[Items from a dataset]
====================

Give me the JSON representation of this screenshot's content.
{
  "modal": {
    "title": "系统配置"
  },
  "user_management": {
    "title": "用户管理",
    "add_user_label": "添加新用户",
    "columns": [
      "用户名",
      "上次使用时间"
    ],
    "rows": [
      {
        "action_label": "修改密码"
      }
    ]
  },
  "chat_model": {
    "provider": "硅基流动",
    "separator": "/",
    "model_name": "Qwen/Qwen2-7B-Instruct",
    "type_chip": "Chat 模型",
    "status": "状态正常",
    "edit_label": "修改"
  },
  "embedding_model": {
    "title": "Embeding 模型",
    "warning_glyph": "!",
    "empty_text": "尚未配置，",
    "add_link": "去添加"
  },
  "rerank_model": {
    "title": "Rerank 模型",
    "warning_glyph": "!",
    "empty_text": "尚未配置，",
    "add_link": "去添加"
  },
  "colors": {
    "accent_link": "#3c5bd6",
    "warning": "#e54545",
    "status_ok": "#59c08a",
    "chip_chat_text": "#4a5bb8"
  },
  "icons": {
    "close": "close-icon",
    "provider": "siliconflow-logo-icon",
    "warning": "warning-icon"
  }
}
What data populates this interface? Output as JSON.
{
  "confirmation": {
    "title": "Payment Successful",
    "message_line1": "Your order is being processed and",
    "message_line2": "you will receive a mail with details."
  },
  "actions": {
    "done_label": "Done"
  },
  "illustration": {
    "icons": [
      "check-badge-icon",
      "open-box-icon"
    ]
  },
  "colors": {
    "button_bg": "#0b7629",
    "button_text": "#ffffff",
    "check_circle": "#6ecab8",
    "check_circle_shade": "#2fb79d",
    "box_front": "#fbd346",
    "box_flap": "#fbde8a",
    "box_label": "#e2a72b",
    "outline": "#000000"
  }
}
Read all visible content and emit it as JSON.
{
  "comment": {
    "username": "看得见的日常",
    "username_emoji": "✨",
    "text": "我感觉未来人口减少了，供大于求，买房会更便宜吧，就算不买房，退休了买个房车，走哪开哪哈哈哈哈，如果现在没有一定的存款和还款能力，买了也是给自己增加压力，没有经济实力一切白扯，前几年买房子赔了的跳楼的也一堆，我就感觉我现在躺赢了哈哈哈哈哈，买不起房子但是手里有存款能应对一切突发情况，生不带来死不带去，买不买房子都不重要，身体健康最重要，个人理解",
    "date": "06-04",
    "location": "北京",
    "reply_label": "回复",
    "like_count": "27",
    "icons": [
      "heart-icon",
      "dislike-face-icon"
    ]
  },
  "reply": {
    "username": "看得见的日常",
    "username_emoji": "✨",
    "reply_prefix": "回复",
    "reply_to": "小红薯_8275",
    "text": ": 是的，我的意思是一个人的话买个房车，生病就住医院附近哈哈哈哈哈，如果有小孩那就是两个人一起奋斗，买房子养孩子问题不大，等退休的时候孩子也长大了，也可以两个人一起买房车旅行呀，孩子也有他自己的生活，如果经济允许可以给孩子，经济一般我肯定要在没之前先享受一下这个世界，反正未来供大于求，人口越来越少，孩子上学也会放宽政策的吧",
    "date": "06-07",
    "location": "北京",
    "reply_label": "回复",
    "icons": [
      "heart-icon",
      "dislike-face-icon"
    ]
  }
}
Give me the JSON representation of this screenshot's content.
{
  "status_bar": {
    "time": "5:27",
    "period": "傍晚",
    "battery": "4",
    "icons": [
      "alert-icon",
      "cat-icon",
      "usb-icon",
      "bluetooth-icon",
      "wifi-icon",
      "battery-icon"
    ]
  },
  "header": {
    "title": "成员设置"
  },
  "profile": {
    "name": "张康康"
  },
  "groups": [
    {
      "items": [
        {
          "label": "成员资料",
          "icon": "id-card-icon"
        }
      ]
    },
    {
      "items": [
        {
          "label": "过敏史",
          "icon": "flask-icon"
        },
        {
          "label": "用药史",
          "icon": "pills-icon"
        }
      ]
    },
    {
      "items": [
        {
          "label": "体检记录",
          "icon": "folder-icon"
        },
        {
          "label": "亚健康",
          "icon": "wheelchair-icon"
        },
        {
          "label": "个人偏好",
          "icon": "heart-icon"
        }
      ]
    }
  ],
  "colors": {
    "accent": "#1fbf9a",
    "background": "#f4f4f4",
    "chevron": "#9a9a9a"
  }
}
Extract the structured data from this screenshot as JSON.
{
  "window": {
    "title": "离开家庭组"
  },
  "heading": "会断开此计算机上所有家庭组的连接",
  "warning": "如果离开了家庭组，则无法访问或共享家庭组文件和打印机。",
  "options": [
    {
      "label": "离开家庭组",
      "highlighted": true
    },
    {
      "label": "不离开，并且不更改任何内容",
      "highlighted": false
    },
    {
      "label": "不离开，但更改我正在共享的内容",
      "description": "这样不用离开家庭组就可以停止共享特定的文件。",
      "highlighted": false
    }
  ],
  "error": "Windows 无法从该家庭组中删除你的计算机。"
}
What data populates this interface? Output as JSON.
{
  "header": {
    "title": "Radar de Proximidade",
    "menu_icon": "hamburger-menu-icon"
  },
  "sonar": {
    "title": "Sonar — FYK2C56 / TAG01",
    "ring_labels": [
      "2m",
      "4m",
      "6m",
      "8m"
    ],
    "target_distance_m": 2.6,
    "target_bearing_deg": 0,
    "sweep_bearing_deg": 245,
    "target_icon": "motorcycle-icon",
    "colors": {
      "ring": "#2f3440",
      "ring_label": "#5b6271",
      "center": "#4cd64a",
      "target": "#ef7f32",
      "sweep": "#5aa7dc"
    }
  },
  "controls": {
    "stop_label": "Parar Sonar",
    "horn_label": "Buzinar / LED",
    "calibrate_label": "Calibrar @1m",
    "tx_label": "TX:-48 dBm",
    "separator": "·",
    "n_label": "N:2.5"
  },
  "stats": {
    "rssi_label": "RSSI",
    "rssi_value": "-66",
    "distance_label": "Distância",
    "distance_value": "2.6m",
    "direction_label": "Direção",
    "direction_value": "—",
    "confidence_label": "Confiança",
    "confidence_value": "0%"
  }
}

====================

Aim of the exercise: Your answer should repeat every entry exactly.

Completed task:
Give me the JSON representation of this screenshot's content.
{
  "modal": {
    "title": "系统配置"
  },
  "user_management": {
    "title": "用户管理",
    "add_user_label": "添加新用户",
    "columns": [
      "用户名",
      "上次使用时间"
    ],
    "rows": [
      {
        "action_label": "修改密码"
      }
    ]
  },
  "chat_model": {
    "provider": "硅基流动",
    "separator": "/",
    "model_name": "Qwen/Qwen2-7B-Instruct",
    "type_chip": "Chat 模型",
    "status": "状态正常",
    "edit_label": "修改"
  },
  "embedding_model": {
    "title": "Embeding 模型",
    "warning_glyph": "!",
    "empty_text": "尚未配置，",
    "add_link": "去添加"
  },
  "rerank_model": {
    "title": "Rerank 模型",
    "warning_glyph": "!",
    "empty_text": "尚未配置，",
    "add_link": "去添加"
  },
  "colors": {
    "accent_link": "#3c5bd6",
    "warning": "#e54545",
    "status_ok": "#59c08a",
    "chip_chat_text": "#4a5bb8"
  },
  "icons": {
    "close": "close-icon",
    "provider": "siliconflow-logo-icon",
    "warning": "warning-icon"
  }
}
What data populates this interface? Output as JSON.
{
  "confirmation": {
    "title": "Payment Successful",
    "message_line1": "Your order is being processed and",
    "message_line2": "you will receive a mail with details."
  },
  "actions": {
    "done_label": "Done"
  },
  "illustration": {
    "icons": [
      "check-badge-icon",
      "open-box-icon"
    ]
  },
  "colors": {
    "button_bg": "#0b7629",
    "button_text": "#ffffff",
    "check_circle": "#6ecab8",
    "check_circle_shade": "#2fb79d",
    "box_front": "#fbd346",
    "box_flap": "#fbde8a",
    "box_label": "#e2a72b",
    "outline": "#000000"
  }
}
Read all visible content and emit it as JSON.
{
  "comment": {
    "username": "看得见的日常",
    "username_emoji": "✨",
    "text": "我感觉未来人口减少了，供大于求，买房会更便宜吧，就算不买房，退休了买个房车，走哪开哪哈哈哈哈，如果现在没有一定的存款和还款能力，买了也是给自己增加压力，没有经济实力一切白扯，前几年买房子赔了的跳楼的也一堆，我就感觉我现在躺赢了哈哈哈哈哈，买不起房子但是手里有存款能应对一切突发情况，生不带来死不带去，买不买房子都不重要，身体健康最重要，个人理解",
    "date": "06-04",
    "location": "北京",
    "reply_label": "回复",
    "like_count": "27",
    "icons": [
      "heart-icon",
      "dislike-face-icon"
    ]
  },
  "reply": {
    "username": "看得见的日常",
    "username_emoji": "✨",
    "reply_prefix": "回复",
    "reply_to": "小红薯_8275",
    "text": ": 是的，我的意思是一个人的话买个房车，生病就住医院附近哈哈哈哈哈，如果有小孩那就是两个人一起奋斗，买房子养孩子问题不大，等退休的时候孩子也长大了，也可以两个人一起买房车旅行呀，孩子也有他自己的生活，如果经济允许可以给孩子，经济一般我肯定要在没之前先享受一下这个世界，反正未来供大于求，人口越来越少，孩子上学也会放宽政策的吧",
    "date": "06-07",
    "location": "北京",
    "reply_label": "回复",
    "icons": [
      "heart-icon",
      "dislike-face-icon"
    ]
  }
}
Give me the JSON representation of this screenshot's content.
{
  "status_bar": {
    "time": "5:27",
    "period": "傍晚",
    "battery": "4",
    "icons": [
      "alert-icon",
      "cat-icon",
      "usb-icon",
      "bluetooth-icon",
      "wifi-icon",
      "battery-icon"
    ]
  },
  "header": {
    "title": "成员设置"
  },
  "profile": {
    "name": "张康康"
  },
  "groups": [
    {
      "items": [
        {
          "label": "成员资料",
          "icon": "id-card-icon"
        }
      ]
    },
    {
      "items": [
        {
          "label": "过敏史",
          "icon": "flask-icon"
        },
        {
          "label": "用药史",
          "icon": "pills-icon"
        }
      ]
    },
    {
      "items": [
        {
          "label": "体检记录",
          "icon": "folder-icon"
        },
        {
          "label": "亚健康",
          "icon": "wheelchair-icon"
        },
        {
          "label": "个人偏好",
          "icon": "heart-icon"
        }
      ]
    }
  ],
  "colors": {
    "accent": "#1fbf9a",
    "background": "#f4f4f4",
    "chevron": "#9a9a9a"
  }
}
Extract the structured data from this screenshot as JSON.
{
  "window": {
    "title": "离开家庭组"
  },
  "heading": "会断开此计算机上所有家庭组的连接",
  "warning": "如果离开了家庭组，则无法访问或共享家庭组文件和打印机。",
  "options": [
    {
      "label": "离开家庭组",
      "highlighted": true
    },
    {
      "label": "不离开，并且不更改任何内容",
      "highlighted": false
    },
    {
      "label": "不离开，但更改我正在共享的内容",
      "description": "这样不用离开家庭组就可以停止共享特定的文件。",
      "highlighted": false
    }
  ],
  "error": "Windows 无法从该家庭组中删除你的计算机。"
}
What data populates this interface? Output as JSON.
{
  "header": {
    "title": "Radar de Proximidade",
    "menu_icon": "hamburger-menu-icon"
  },
  "sonar": {
    "title": "Sonar — FYK2C56 / TAG01",
    "ring_labels": [
      "2m",
      "4m",
      "6m",
      "8m"
    ],
    "target_distance_m": 2.6,
    "target_bearing_deg": 0,
    "sweep_bearing_deg": 245,
    "target_icon": "motorcycle-icon",
    "colors": {
      "ring": "#2f3440",
      "ring_label": "#5b6271",
      "center": "#4cd64a",
      "target": "#ef7f32",
      "sweep": "#5aa7dc"
    }
  },
  "controls": {
    "stop_label": "Parar Sonar",
    "horn_label": "Buzinar / LED",
    "calibrate_label": "Calibrar @1m",
    "tx_label": "TX:-48 dBm",
    "separator": "·",
    "n_label": "N:2.5"
  },
  "stats": {
    "rssi_label": "RSSI",
    "rssi_value": "-66",
    "distance_label": "Distância",
    "distance_value": "2.6m",
    "direction_label": "Direção",
    "direction_value": "—",
    "confidence_label": "Confiança",
    "confidence_value": "0%"
  }
}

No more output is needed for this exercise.